Comment no. 117 – Melanie,:
“I’ve been keeping warm with my clapotis. Mine is made of lace-weight yarn held double so it’s more scarf sized than shawl but I made it extra long so it wraps around and around my neck and keeps it super toasty.”
I hope you enjoy your Rose Red kit Melanie
And this week’s 20% off pattern sale is on the Scroll Lace Scarf, which I wore on Monday’s trip to the botanic gardens, love wearing it all casually bundled up like this.
It wasn’t until I got there that I realised I’d taken the original pattern photos in the same location on a crisp, sunny day last autumn. So if you’re planning a chilly trip to a pretty garden clearly this is the pattern for you. And perhaps, if you aren’t able to visit a garden, it will at least be a nice reminder of one, while it keeps you snug on the way to work. Discount code is “brr”, enter it at the checkout (here or on ravelry) or click here to purchase the pattern now.
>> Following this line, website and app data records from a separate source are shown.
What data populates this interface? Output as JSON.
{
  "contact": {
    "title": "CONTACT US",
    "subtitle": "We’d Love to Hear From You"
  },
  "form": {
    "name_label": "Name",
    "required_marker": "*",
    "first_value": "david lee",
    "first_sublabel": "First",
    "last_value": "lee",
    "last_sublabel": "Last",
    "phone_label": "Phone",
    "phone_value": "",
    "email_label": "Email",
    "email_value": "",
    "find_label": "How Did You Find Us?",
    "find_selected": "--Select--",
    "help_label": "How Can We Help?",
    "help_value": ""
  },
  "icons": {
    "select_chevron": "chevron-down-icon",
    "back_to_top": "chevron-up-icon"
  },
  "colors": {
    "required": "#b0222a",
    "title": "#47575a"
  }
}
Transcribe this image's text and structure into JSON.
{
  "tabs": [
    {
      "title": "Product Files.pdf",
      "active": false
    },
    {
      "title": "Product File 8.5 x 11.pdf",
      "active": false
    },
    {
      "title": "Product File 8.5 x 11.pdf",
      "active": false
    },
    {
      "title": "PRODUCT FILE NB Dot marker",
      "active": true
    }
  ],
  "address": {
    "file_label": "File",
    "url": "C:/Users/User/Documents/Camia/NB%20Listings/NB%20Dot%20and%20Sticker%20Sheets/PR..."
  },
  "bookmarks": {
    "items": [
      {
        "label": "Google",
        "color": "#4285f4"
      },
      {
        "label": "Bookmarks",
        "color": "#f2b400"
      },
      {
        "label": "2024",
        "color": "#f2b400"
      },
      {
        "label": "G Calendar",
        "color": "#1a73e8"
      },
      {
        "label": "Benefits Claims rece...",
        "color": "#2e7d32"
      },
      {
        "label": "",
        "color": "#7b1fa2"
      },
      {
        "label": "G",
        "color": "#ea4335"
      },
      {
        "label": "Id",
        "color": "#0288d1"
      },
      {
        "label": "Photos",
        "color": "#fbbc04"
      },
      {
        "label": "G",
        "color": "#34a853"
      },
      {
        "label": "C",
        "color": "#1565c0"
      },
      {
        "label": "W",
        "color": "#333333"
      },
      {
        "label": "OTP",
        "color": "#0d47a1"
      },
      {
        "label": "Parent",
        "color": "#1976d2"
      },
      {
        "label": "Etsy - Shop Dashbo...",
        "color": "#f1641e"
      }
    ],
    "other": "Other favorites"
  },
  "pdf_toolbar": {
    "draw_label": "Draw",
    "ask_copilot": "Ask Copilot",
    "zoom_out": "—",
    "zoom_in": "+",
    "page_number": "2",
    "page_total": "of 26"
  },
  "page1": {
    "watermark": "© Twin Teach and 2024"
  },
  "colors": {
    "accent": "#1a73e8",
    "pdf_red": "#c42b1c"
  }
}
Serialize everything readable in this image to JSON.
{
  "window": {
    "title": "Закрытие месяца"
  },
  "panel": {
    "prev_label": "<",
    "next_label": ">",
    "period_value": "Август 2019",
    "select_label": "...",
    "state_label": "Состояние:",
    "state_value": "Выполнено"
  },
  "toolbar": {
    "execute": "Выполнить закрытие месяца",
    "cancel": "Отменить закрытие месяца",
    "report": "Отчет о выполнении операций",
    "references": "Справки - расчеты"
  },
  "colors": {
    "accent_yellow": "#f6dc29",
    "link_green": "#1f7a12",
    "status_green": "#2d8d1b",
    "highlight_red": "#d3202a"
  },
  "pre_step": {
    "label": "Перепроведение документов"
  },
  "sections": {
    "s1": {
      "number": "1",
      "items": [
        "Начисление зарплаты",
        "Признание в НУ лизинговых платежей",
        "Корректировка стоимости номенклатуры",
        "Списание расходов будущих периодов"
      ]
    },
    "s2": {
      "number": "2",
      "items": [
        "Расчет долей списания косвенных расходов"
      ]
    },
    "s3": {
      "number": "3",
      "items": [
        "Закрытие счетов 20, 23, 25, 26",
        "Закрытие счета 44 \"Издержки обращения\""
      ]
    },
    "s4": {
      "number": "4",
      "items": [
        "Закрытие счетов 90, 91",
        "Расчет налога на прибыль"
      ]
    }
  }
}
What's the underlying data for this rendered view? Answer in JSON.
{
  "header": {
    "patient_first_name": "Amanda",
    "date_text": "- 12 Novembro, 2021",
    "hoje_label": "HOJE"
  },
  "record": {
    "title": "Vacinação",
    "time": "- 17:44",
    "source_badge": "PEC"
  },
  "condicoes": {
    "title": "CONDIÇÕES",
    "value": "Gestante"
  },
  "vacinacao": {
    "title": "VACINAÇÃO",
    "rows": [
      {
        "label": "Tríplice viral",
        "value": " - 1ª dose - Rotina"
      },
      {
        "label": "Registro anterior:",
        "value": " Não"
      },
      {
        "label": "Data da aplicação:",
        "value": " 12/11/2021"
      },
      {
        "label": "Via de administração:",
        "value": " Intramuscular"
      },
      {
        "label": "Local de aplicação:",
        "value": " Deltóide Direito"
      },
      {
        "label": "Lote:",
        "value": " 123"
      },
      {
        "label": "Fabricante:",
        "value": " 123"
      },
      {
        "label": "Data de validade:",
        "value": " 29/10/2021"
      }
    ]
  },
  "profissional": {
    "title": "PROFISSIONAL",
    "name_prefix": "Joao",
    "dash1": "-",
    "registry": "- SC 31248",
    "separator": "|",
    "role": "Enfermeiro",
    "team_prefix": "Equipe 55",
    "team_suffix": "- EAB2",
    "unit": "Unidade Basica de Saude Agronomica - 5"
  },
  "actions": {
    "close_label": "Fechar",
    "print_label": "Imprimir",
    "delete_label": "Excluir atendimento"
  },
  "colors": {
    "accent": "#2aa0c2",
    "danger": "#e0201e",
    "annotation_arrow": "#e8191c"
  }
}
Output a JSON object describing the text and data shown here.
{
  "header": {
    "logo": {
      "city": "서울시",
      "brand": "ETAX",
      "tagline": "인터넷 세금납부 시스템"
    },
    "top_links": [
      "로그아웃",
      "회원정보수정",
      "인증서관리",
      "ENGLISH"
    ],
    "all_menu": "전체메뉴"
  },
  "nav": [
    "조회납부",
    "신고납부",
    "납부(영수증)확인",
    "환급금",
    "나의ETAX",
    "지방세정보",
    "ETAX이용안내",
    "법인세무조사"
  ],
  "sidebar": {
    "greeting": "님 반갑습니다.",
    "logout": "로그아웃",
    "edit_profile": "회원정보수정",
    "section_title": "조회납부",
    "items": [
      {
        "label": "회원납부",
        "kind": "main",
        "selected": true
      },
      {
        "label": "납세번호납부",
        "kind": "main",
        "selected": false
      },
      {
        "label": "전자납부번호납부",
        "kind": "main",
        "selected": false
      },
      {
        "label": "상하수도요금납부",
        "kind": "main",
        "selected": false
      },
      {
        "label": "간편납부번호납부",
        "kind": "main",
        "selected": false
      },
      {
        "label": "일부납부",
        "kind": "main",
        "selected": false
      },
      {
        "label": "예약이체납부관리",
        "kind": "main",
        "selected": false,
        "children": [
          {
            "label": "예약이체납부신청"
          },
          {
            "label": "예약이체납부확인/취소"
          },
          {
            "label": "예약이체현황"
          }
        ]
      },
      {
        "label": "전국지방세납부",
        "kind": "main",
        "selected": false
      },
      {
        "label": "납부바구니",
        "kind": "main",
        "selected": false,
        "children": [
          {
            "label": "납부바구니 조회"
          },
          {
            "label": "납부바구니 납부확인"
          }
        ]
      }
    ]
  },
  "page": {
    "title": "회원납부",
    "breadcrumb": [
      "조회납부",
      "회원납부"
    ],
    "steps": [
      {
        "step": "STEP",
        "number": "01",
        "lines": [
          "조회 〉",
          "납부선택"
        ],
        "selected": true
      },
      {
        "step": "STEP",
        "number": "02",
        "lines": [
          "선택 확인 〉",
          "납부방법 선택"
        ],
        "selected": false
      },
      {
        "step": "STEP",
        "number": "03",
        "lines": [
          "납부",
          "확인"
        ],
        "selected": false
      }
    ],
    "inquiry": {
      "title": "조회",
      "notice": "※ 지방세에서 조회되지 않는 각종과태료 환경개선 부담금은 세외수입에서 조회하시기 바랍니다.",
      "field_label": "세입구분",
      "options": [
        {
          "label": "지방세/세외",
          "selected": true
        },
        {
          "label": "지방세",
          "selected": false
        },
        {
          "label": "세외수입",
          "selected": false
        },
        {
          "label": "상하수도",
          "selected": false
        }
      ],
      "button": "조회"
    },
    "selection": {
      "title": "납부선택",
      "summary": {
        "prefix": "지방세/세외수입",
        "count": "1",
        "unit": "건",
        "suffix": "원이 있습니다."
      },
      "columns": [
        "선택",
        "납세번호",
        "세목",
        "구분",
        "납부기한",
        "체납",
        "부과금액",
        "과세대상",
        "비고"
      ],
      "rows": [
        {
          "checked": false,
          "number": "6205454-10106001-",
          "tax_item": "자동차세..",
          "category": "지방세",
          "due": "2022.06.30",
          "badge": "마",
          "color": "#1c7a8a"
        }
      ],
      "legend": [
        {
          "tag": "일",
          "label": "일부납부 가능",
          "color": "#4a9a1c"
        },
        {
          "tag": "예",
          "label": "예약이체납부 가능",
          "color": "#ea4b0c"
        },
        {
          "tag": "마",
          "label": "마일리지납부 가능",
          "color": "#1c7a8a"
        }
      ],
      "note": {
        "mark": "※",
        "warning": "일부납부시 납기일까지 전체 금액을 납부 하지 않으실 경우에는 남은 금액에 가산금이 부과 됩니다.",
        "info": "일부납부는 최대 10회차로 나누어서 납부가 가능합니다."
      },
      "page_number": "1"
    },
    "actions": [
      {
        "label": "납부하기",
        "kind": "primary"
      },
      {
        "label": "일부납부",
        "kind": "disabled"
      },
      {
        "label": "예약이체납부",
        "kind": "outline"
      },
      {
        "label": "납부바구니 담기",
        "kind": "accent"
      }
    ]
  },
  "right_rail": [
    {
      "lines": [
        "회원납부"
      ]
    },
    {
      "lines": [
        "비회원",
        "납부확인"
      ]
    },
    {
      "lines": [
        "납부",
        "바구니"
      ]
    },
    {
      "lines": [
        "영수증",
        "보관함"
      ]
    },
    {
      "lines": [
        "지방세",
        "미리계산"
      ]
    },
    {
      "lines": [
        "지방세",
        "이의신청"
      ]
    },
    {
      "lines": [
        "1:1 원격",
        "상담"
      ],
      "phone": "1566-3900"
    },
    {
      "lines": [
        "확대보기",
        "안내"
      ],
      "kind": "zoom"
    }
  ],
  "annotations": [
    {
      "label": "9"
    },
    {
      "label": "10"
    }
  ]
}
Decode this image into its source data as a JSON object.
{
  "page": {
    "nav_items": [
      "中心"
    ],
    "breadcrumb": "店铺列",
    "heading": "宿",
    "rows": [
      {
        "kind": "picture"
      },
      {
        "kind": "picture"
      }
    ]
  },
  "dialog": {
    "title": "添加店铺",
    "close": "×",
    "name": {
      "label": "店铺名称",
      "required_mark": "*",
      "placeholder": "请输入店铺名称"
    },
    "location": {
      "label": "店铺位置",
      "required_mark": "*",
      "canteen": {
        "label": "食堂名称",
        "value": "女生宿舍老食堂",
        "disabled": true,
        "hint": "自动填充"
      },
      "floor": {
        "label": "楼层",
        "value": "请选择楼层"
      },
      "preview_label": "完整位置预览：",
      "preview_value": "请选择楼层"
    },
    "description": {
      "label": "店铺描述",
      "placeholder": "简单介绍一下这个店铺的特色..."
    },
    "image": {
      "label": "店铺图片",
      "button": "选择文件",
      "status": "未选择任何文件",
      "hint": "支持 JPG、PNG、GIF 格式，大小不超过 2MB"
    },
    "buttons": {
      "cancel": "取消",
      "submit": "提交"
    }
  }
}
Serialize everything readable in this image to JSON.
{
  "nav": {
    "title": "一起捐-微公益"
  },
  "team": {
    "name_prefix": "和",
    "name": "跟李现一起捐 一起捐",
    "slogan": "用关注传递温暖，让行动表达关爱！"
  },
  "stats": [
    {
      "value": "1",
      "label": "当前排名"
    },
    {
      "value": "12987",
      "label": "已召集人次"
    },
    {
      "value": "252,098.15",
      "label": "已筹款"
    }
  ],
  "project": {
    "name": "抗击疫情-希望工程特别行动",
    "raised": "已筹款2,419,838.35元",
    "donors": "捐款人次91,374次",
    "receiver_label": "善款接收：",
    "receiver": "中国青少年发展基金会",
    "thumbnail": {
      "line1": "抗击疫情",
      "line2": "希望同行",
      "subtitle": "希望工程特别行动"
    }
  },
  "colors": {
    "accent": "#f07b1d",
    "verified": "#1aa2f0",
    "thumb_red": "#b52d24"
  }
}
My mum took this photo and told me to stop making silly faces, followed by “you’re going to put that on your blog aren’t you”
me: “of course”
her: “and in 20 years time you’ll look back and be embarrassed”
me: “what on earth makes you think I’m going to grow up?”
The Wardie cardigan is worked in pieces from the bottom up. When the front and back are complete they're joined at the shoulders and then the sleeves are worked from stitches picked up around the armhole. The shoulders are shaped at the back, with neat cabled decreases and the bound off edge of the front pieces wraps over the shoulder to join the decreased edge. This style of shaping is known as English tailoring and gives a beautiful fit and a neat finish that's often found on high end ready to wear knitwear.
If you're interested in knitting Wardie but aren't sure about the finishing here's how the shoulders and sleeve go together.